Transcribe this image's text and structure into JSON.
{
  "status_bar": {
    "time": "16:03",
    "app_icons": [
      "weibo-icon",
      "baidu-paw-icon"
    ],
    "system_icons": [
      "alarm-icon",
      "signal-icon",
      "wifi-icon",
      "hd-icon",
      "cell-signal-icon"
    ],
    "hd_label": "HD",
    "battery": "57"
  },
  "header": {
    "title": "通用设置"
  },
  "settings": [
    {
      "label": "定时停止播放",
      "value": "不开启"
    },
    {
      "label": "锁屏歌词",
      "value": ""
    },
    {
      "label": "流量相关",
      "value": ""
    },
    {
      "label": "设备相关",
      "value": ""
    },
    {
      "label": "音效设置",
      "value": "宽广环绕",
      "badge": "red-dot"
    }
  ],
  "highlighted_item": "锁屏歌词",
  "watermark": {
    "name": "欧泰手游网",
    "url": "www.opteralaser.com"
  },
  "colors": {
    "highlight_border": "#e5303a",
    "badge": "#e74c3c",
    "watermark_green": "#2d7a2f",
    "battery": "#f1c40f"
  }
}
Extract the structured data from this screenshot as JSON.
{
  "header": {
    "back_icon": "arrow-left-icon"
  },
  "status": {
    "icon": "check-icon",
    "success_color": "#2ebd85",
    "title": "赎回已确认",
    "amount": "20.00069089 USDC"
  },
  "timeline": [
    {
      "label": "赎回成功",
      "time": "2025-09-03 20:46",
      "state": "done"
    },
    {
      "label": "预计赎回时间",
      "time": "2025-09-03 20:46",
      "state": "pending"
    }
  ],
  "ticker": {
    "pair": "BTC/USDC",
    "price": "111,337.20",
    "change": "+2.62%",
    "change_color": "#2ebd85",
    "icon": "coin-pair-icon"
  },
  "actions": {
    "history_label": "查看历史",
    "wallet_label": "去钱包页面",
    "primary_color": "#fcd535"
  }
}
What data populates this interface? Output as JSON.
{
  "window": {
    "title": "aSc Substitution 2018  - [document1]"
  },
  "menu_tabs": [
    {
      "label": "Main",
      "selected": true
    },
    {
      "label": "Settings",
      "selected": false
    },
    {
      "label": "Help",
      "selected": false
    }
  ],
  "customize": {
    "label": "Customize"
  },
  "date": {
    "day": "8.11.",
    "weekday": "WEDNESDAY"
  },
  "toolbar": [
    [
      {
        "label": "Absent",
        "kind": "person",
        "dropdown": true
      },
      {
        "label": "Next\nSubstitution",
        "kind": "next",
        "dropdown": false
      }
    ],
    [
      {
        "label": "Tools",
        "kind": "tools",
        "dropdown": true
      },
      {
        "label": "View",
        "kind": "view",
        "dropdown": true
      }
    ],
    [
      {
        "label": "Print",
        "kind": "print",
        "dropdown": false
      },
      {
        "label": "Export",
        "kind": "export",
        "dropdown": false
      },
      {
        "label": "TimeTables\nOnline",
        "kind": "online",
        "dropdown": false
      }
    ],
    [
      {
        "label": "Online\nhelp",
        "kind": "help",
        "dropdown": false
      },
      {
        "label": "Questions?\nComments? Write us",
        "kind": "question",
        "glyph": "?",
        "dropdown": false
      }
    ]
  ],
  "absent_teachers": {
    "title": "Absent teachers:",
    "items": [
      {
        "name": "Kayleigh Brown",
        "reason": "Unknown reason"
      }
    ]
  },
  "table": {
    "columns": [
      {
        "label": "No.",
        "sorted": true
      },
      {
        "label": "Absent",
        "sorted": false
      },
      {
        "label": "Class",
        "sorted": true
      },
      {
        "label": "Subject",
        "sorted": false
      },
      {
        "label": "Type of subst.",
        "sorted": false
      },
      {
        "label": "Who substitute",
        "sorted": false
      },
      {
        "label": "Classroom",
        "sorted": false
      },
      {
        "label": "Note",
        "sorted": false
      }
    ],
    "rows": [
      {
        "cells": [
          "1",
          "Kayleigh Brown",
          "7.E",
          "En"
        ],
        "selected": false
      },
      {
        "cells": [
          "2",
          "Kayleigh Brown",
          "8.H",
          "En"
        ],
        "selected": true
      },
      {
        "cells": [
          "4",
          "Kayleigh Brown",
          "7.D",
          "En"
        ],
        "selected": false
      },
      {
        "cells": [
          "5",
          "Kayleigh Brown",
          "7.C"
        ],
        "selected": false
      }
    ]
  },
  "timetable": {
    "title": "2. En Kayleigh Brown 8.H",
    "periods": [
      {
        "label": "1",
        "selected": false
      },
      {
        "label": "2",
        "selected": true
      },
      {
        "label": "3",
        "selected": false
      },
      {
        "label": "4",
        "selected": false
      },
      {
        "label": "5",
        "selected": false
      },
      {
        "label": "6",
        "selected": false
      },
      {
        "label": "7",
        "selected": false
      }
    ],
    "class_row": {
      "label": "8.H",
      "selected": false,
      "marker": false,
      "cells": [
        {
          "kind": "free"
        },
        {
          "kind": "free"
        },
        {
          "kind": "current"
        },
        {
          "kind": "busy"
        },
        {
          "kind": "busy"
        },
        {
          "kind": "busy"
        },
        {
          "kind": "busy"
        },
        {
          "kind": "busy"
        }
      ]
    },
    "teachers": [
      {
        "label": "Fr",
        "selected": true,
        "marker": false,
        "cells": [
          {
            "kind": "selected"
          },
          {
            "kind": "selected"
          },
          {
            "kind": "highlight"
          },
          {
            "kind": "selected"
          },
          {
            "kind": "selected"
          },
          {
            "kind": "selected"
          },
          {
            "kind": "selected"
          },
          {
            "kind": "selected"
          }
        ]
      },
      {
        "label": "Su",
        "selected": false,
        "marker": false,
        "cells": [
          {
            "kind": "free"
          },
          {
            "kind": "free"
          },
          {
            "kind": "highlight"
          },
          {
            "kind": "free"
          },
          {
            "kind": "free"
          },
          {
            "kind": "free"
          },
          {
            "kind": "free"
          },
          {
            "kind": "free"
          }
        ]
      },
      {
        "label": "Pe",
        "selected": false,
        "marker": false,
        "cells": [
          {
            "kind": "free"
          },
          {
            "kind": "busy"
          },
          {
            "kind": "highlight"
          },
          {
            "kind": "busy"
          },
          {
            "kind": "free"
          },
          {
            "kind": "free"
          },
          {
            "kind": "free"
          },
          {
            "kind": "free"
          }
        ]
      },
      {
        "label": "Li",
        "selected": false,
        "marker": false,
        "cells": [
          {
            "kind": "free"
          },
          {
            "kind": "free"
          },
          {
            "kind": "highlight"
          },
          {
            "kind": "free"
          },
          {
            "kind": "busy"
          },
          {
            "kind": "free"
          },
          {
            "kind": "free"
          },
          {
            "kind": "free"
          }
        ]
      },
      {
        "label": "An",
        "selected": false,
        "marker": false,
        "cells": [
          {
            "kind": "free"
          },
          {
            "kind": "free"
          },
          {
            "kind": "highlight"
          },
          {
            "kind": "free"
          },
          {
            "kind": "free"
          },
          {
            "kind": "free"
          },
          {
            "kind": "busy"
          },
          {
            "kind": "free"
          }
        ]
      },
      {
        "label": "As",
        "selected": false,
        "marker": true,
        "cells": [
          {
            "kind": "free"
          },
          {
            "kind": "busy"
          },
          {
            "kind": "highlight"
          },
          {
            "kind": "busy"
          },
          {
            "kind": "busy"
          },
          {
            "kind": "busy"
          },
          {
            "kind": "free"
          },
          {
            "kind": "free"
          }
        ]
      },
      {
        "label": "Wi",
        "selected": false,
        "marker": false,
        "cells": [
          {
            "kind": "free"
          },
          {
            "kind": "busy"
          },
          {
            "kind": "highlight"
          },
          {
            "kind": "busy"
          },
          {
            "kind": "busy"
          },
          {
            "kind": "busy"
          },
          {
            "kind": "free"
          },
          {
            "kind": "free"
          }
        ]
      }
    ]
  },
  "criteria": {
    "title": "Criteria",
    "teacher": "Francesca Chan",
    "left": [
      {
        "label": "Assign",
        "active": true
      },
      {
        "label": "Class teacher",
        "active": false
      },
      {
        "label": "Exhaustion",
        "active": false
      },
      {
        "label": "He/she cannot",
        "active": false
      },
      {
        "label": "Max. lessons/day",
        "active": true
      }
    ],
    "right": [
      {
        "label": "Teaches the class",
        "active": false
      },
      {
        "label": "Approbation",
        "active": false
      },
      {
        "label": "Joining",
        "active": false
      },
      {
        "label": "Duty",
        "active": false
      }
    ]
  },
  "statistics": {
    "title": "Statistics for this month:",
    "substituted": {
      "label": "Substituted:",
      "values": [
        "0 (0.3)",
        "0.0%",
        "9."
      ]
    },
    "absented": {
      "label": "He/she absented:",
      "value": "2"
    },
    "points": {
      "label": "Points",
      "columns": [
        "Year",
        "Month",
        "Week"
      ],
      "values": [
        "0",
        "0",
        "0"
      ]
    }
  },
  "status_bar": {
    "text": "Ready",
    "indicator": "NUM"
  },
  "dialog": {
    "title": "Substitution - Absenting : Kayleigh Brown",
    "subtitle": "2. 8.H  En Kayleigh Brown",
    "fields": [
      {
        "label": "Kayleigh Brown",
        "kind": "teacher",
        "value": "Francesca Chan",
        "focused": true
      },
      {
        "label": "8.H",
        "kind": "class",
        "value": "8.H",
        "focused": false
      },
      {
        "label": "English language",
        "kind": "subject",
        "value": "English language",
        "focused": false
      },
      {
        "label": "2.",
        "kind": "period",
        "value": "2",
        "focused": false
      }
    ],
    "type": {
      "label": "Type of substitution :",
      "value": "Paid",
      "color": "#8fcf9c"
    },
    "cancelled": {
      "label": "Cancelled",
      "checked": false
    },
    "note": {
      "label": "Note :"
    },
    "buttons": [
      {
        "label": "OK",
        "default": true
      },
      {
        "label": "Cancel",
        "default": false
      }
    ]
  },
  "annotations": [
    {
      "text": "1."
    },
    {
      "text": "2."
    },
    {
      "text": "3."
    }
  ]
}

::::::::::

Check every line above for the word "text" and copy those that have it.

Transcribe this image's text and structure into JSON.
    "text": "Ready",
      "text": "1."
      "text": "2."
      "text": "3."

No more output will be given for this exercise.